■ Task to complete: Reproduce the records word for word, apart from the images they contain.

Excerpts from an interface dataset
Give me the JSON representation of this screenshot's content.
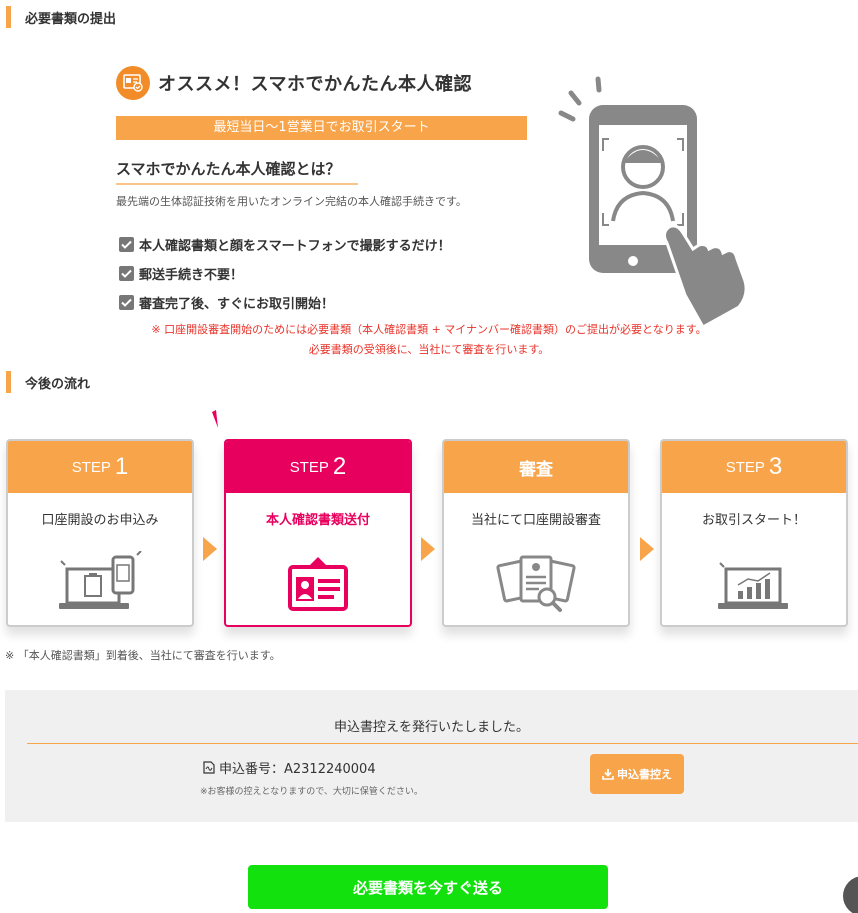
{
  "sections": {
    "submit_docs": "必要書類の提出",
    "flow": "今後の流れ"
  },
  "promo": {
    "title": "オススメ！スマホでかんたん本人確認",
    "band": "最短当日〜1営業日でお取引スタート",
    "what_title": "スマホでかんたん本人確認とは？",
    "description": "最先端の生体認証技術を用いたオンライン完結の本人確認手続きです。",
    "checks": [
      "本人確認書類と顔をスマートフォンで撮影するだけ！",
      "郵送手続き不要！",
      "審査完了後、すぐにお取引開始！"
    ]
  },
  "notice": {
    "line1": "※ 口座開設審査開始のためには必要書類（本人確認書類 + マイナンバー確認書類）のご提出が必要となります。",
    "line2": "必要書類の受領後に、当社にて審査を行います。"
  },
  "steps": [
    {
      "prefix": "STEP",
      "num": "1",
      "body": "口座開設のお申込み",
      "icon": "laptop-phone-icon",
      "active": false
    },
    {
      "prefix": "STEP",
      "num": "2",
      "body": "本人確認書類送付",
      "icon": "id-card-icon",
      "active": true
    },
    {
      "prefix": "",
      "num": "",
      "label": "審査",
      "body": "当社にて口座開設審査",
      "icon": "document-review-icon",
      "active": false
    },
    {
      "prefix": "STEP",
      "num": "3",
      "body": "お取引スタート！",
      "icon": "chart-laptop-icon",
      "active": false
    }
  ],
  "flow_note": "※ 「本人確認書類」到着後、当社にて審査を行います。",
  "receipt": {
    "message": "申込書控えを発行いたしました。",
    "app_label": "申込番号：A2312240004",
    "keep_note": "※お客様の控えとなりますので、大切に保管ください。",
    "download_label": "申込書控え"
  },
  "cta": {
    "send_label": "必要書類を今すぐ送る"
  },
  "colors": {
    "orange": "#f7a44a",
    "pink": "#e8005e",
    "green": "#12e10e",
    "red": "#e8332a"
  }
}
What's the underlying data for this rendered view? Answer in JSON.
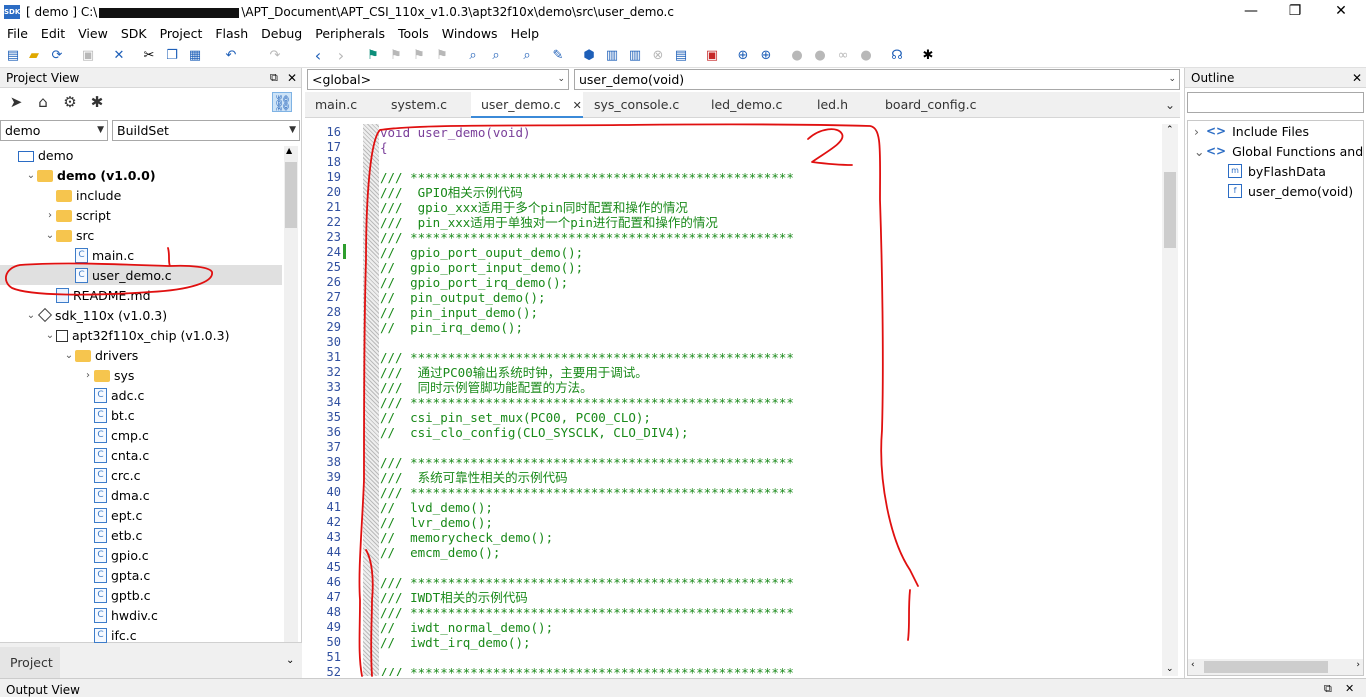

■ Answer section:
Give me the JSON representation of this screenshot's content.
{
  "sections": {
    "submit_docs": "必要書類の提出",
    "flow": "今後の流れ"
  },
  "promo": {
    "title": "オススメ！スマホでかんたん本人確認",
    "band": "最短当日〜1営業日でお取引スタート",
    "what_title": "スマホでかんたん本人確認とは？",
    "description": "最先端の生体認証技術を用いたオンライン完結の本人確認手続きです。",
    "checks": [
      "本人確認書類と顔をスマートフォンで撮影するだけ！",
      "郵送手続き不要！",
      "審査完了後、すぐにお取引開始！"
    ]
  },
  "notice": {
    "line1": "※ 口座開設審査開始のためには必要書類（本人確認書類 + マイナンバー確認書類）のご提出が必要となります。",
    "line2": "必要書類の受領後に、当社にて審査を行います。"
  },
  "steps": [
    {
      "prefix": "STEP",
      "num": "1",
      "body": "口座開設のお申込み",
      "icon": "laptop-phone-icon",
      "active": false
    },
    {
      "prefix": "STEP",
      "num": "2",
      "body": "本人確認書類送付",
      "icon": "id-card-icon",
      "active": true
    },
    {
      "prefix": "",
      "num": "",
      "label": "審査",
      "body": "当社にて口座開設審査",
      "icon": "document-review-icon",
      "active": false
    },
    {
      "prefix": "STEP",
      "num": "3",
      "body": "お取引スタート！",
      "icon": "chart-laptop-icon",
      "active": false
    }
  ],
  "flow_note": "※ 「本人確認書類」到着後、当社にて審査を行います。",
  "receipt": {
    "message": "申込書控えを発行いたしました。",
    "app_label": "申込番号：A2312240004",
    "keep_note": "※お客様の控えとなりますので、大切に保管ください。",
    "download_label": "申込書控え"
  },
  "cta": {
    "send_label": "必要書類を今すぐ送る"
  },
  "colors": {
    "orange": "#f7a44a",
    "pink": "#e8005e",
    "green": "#12e10e",
    "red": "#e8332a"
  }
}
What's the underlying data for this rendered view? Answer in JSON.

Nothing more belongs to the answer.